▶ Problem details
Images do not belong in the copy. Set down all the entries exactly.
..........
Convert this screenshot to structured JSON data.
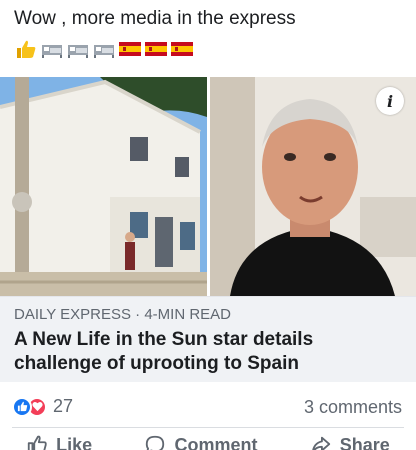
{
  "post": {
    "text": "Wow , more media in the express",
    "emojis": [
      "thumbs-up",
      "bed",
      "bed",
      "bed",
      "flag-spain",
      "flag-spain",
      "flag-spain"
    ]
  },
  "link_preview": {
    "source": "DAILY EXPRESS",
    "separator": " · ",
    "read_time": "4-MIN READ",
    "headline": "A New Life in the Sun star details challenge of uprooting to Spain",
    "info_icon_label": "i"
  },
  "stats": {
    "reaction_count": "27",
    "comments": "3 comments"
  },
  "actions": {
    "like": "Like",
    "comment": "Comment",
    "share": "Share"
  },
  "colors": {
    "like_blue": "#1877f2",
    "love_red": "#f33e58",
    "preview_bg": "#f0f2f5",
    "muted_text": "#606770"
  }
}
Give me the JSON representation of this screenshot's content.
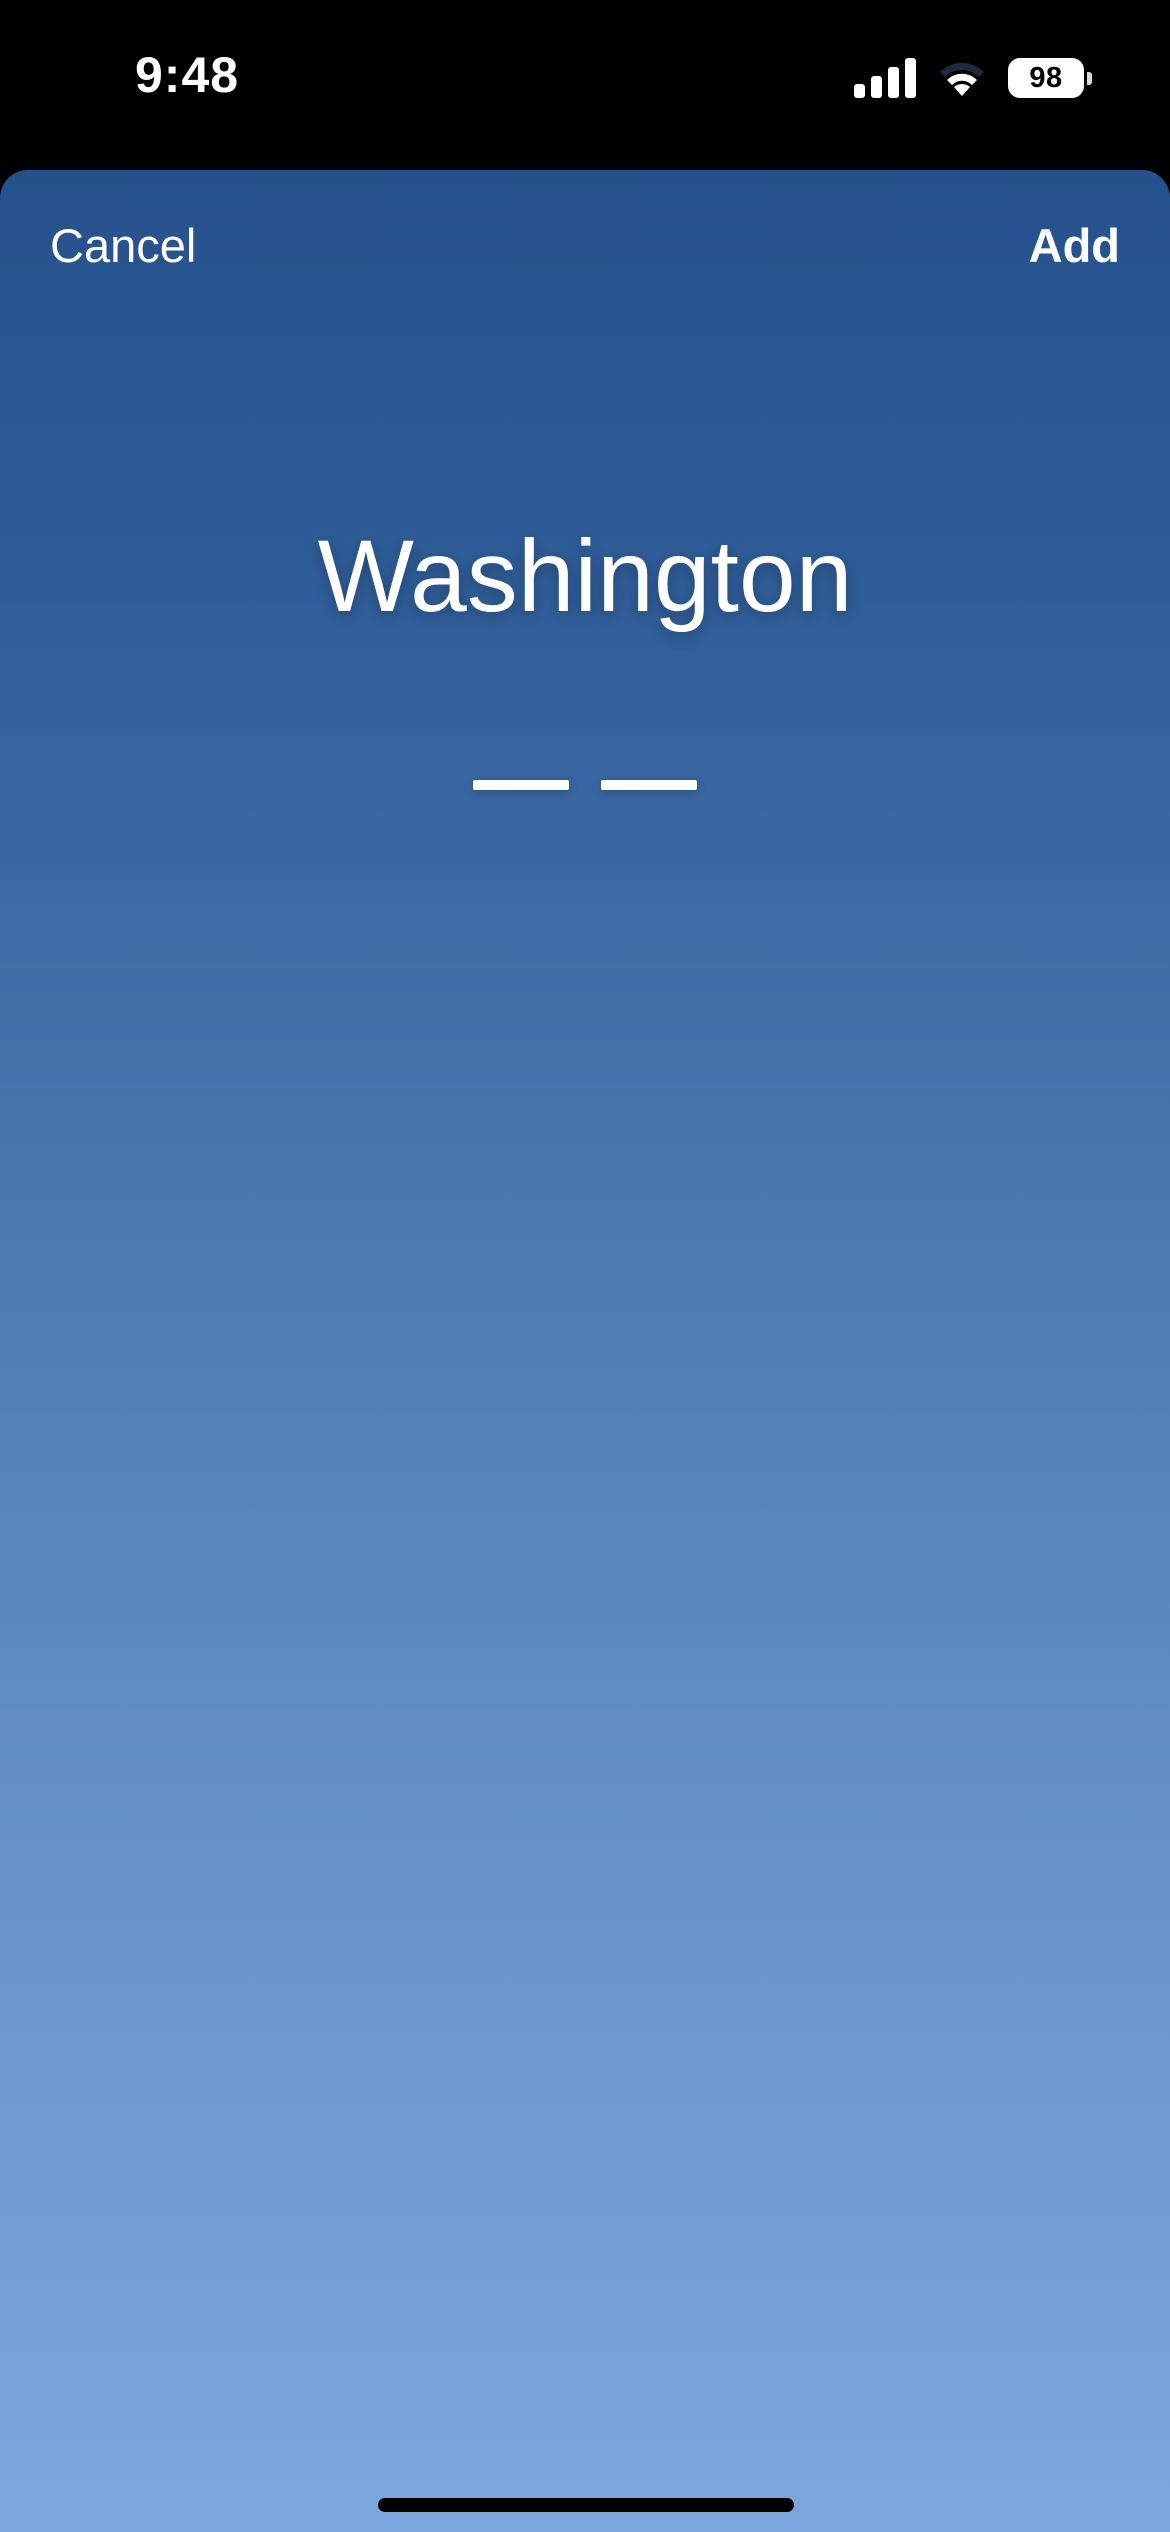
{
  "status_bar": {
    "time": "9:48",
    "battery_level": "98",
    "signal_bars": 4,
    "wifi_icon": "wifi-icon"
  },
  "nav": {
    "cancel_label": "Cancel",
    "add_label": "Add"
  },
  "weather": {
    "city": "Washington",
    "temperature_placeholder": "— —"
  },
  "colors": {
    "sheet_gradient_top": "#26518c",
    "sheet_gradient_bottom": "#7ca6dc",
    "text": "#ffffff"
  }
}
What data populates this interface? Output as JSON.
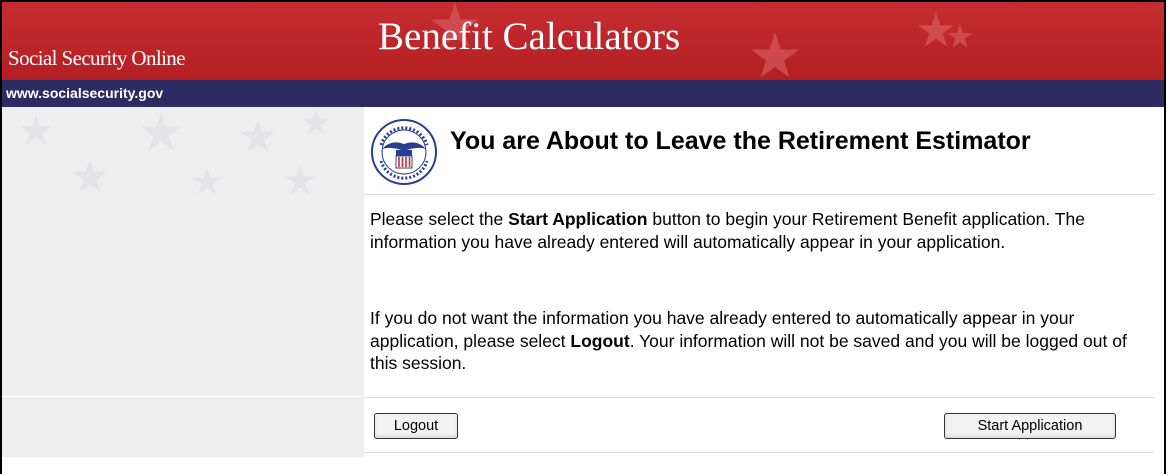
{
  "banner": {
    "site_name": "Social Security Online",
    "title": "Benefit Calculators",
    "url": "www.socialsecurity.gov"
  },
  "content": {
    "seal_icon": "ssa-seal-icon",
    "heading": "You are About to Leave the Retirement Estimator",
    "p1": {
      "before": "Please select the ",
      "bold": "Start Application",
      "after": " button to begin your Retirement Benefit application. The information you have already entered will automatically appear in your application."
    },
    "p2": {
      "before": "If you do not want the information you have already entered to automatically appear in your application, please select ",
      "bold": "Logout",
      "after": ". Your information will not be saved and you will be logged out of this session."
    }
  },
  "buttons": {
    "logout": "Logout",
    "start": "Start Application"
  },
  "colors": {
    "banner_red": "#c62d31",
    "url_bar_navy": "#2c2c63",
    "sidebar_gray": "#eeeeee"
  }
}
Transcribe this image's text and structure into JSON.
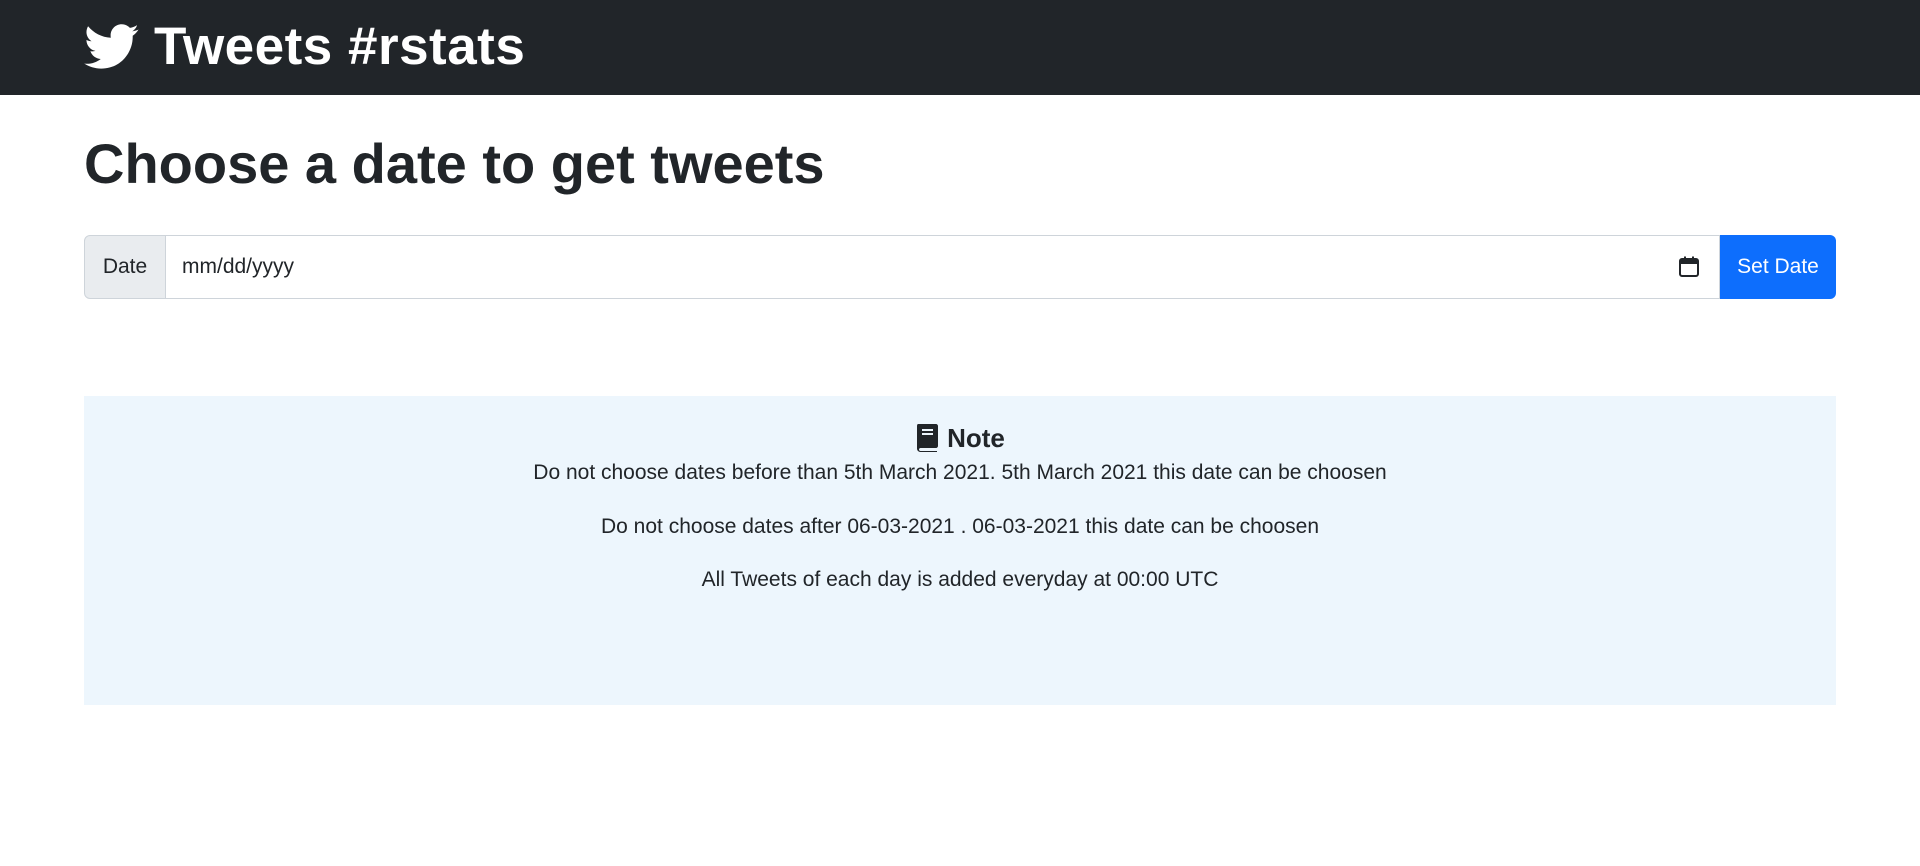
{
  "navbar": {
    "brand_title": "Tweets #rstats",
    "brand_icon": "twitter-bird-icon"
  },
  "page": {
    "title": "Choose a date to get tweets"
  },
  "date_form": {
    "label": "Date",
    "date_input_value": "mm/dd/yyyy",
    "calendar_icon": "calendar-icon",
    "button_label": "Set Date"
  },
  "note": {
    "icon": "book-icon",
    "heading": "Note",
    "lines": [
      "Do not choose dates before than 5th March 2021. 5th March 2021 this date can be choosen",
      "Do not choose dates after 06-03-2021 . 06-03-2021 this date can be choosen",
      "All Tweets of each day is added everyday at 00:00 UTC"
    ]
  },
  "colors": {
    "navbar_bg": "#212529",
    "primary": "#0d6efd",
    "note_bg": "#edf6fd",
    "addon_bg": "#e9ecef",
    "text": "#212529"
  }
}
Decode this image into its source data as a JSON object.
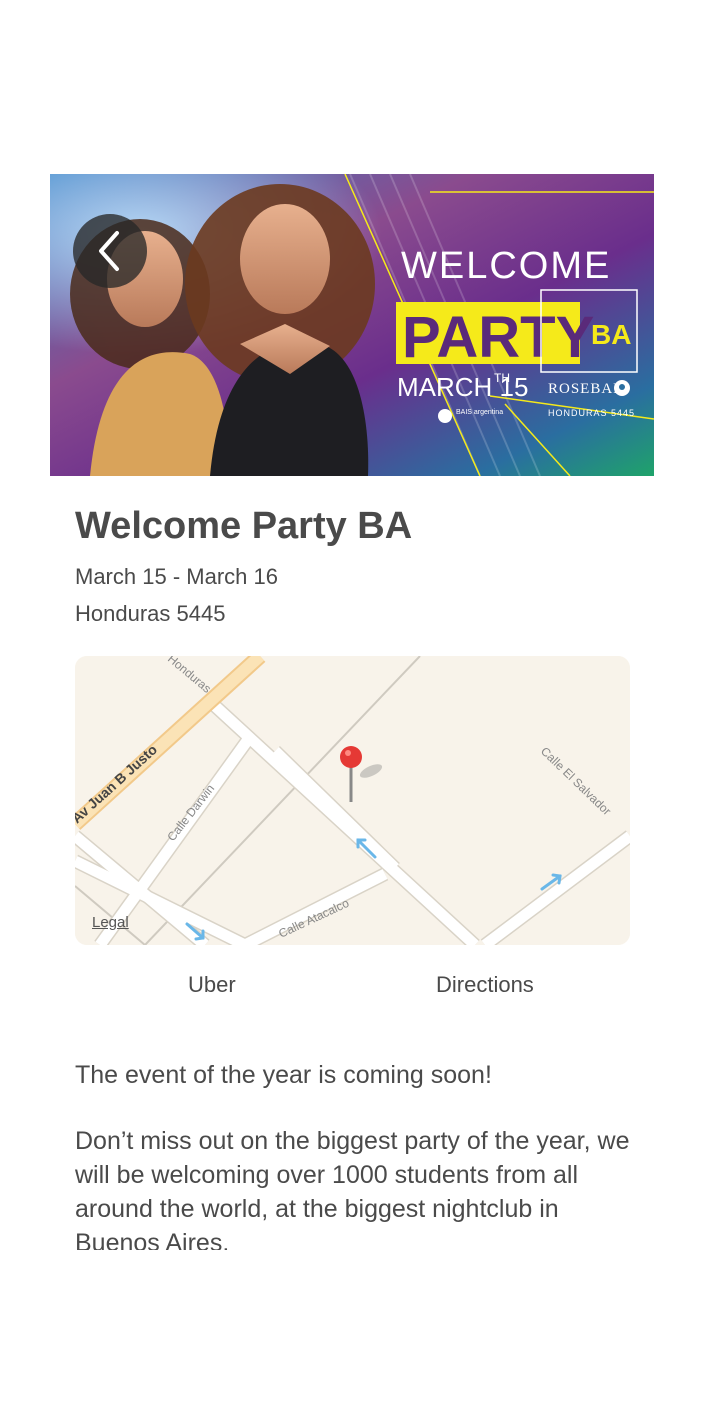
{
  "banner": {
    "welcome": "WELCOME",
    "party": "PARTY",
    "ba": "BA",
    "date": "MARCH 15",
    "date_suffix": "TH",
    "venue": "ROSEBAR",
    "venue_address": "HONDURAS 5445",
    "sponsor": "BAIS argentina"
  },
  "event": {
    "title": "Welcome Party BA",
    "dates": "March 15 - March 16",
    "address": "Honduras 5445"
  },
  "map": {
    "streets": {
      "juan_b_justo": "Av Juan B Justo",
      "honduras": "Honduras",
      "darwin": "Calle Darwin",
      "el_salvador": "Calle El Salvador",
      "atacalco": "Calle Atacalco"
    },
    "legal": "Legal"
  },
  "actions": {
    "uber": "Uber",
    "directions": "Directions"
  },
  "description": {
    "p1": "The event of the year is coming soon!",
    "p2": "Don’t miss out on the biggest party of the year, we will be welcoming over 1000 students from all around the world, at the biggest nightclub in Buenos Aires."
  },
  "colors": {
    "pin": "#e53935",
    "road": "#ffffff",
    "major_road": "#f7d9a3",
    "map_bg": "#f8f3ea",
    "banner_yellow": "#f5ea1a"
  }
}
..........
▶ Completed task
Convert this screenshot to structured JSON data.
{
  "post": {
    "text": "Wow , more media in the express",
    "emojis": [
      "thumbs-up",
      "bed",
      "bed",
      "bed",
      "flag-spain",
      "flag-spain",
      "flag-spain"
    ]
  },
  "link_preview": {
    "source": "DAILY EXPRESS",
    "separator": " · ",
    "read_time": "4-MIN READ",
    "headline": "A New Life in the Sun star details challenge of uprooting to Spain",
    "info_icon_label": "i"
  },
  "stats": {
    "reaction_count": "27",
    "comments": "3 comments"
  },
  "actions": {
    "like": "Like",
    "comment": "Comment",
    "share": "Share"
  },
  "colors": {
    "like_blue": "#1877f2",
    "love_red": "#f33e58",
    "preview_bg": "#f0f2f5",
    "muted_text": "#606770"
  }
}
Give me the JSON representation of this screenshot's content.
{
  "status_bar": {
    "time": "9:48",
    "battery_level": "98",
    "signal_bars": 4,
    "wifi_icon": "wifi-icon"
  },
  "nav": {
    "cancel_label": "Cancel",
    "add_label": "Add"
  },
  "weather": {
    "city": "Washington",
    "temperature_placeholder": "— —"
  },
  "colors": {
    "sheet_gradient_top": "#26518c",
    "sheet_gradient_bottom": "#7ca6dc",
    "text": "#ffffff"
  }
}
What data populates this interface? Output as JSON.
{
  "banner": {
    "site_name": "Social Security Online",
    "title": "Benefit Calculators",
    "url": "www.socialsecurity.gov"
  },
  "content": {
    "seal_icon": "ssa-seal-icon",
    "heading": "You are About to Leave the Retirement Estimator",
    "p1": {
      "before": "Please select the ",
      "bold": "Start Application",
      "after": " button to begin your Retirement Benefit application. The information you have already entered will automatically appear in your application."
    },
    "p2": {
      "before": "If you do not want the information you have already entered to automatically appear in your application, please select ",
      "bold": "Logout",
      "after": ". Your information will not be saved and you will be logged out of this session."
    }
  },
  "buttons": {
    "logout": "Logout",
    "start": "Start Application"
  },
  "colors": {
    "banner_red": "#c62d31",
    "url_bar_navy": "#2c2c63",
    "sidebar_gray": "#eeeeee"
  }
}
Transcribe this image's text and structure into JSON.
{
  "navbar": {
    "brand_title": "Tweets #rstats",
    "brand_icon": "twitter-bird-icon"
  },
  "page": {
    "title": "Choose a date to get tweets"
  },
  "date_form": {
    "label": "Date",
    "date_input_value": "mm/dd/yyyy",
    "calendar_icon": "calendar-icon",
    "button_label": "Set Date"
  },
  "note": {
    "icon": "book-icon",
    "heading": "Note",
    "lines": [
      "Do not choose dates before than 5th March 2021. 5th March 2021 this date can be choosen",
      "Do not choose dates after 06-03-2021 . 06-03-2021 this date can be choosen",
      "All Tweets of each day is added everyday at 00:00 UTC"
    ]
  },
  "colors": {
    "navbar_bg": "#212529",
    "primary": "#0d6efd",
    "note_bg": "#edf6fd",
    "addon_bg": "#e9ecef",
    "text": "#212529"
  }
}
Decode this image into its source data as a JSON object.
{
  "banner": {
    "welcome": "WELCOME",
    "party": "PARTY",
    "ba": "BA",
    "date": "MARCH 15",
    "date_suffix": "TH",
    "venue": "ROSEBAR",
    "venue_address": "HONDURAS 5445",
    "sponsor": "BAIS argentina"
  },
  "event": {
    "title": "Welcome Party BA",
    "dates": "March 15 - March 16",
    "address": "Honduras 5445"
  },
  "map": {
    "streets": {
      "juan_b_justo": "Av Juan B Justo",
      "honduras": "Honduras",
      "darwin": "Calle Darwin",
      "el_salvador": "Calle El Salvador",
      "atacalco": "Calle Atacalco"
    },
    "legal": "Legal"
  },
  "actions": {
    "uber": "Uber",
    "directions": "Directions"
  },
  "description": {
    "p1": "The event of the year is coming soon!",
    "p2": "Don’t miss out on the biggest party of the year, we will be welcoming over 1000 students from all around the world, at the biggest nightclub in Buenos Aires."
  },
  "colors": {
    "pin": "#e53935",
    "road": "#ffffff",
    "major_road": "#f7d9a3",
    "map_bg": "#f8f3ea",
    "banner_yellow": "#f5ea1a"
  }
}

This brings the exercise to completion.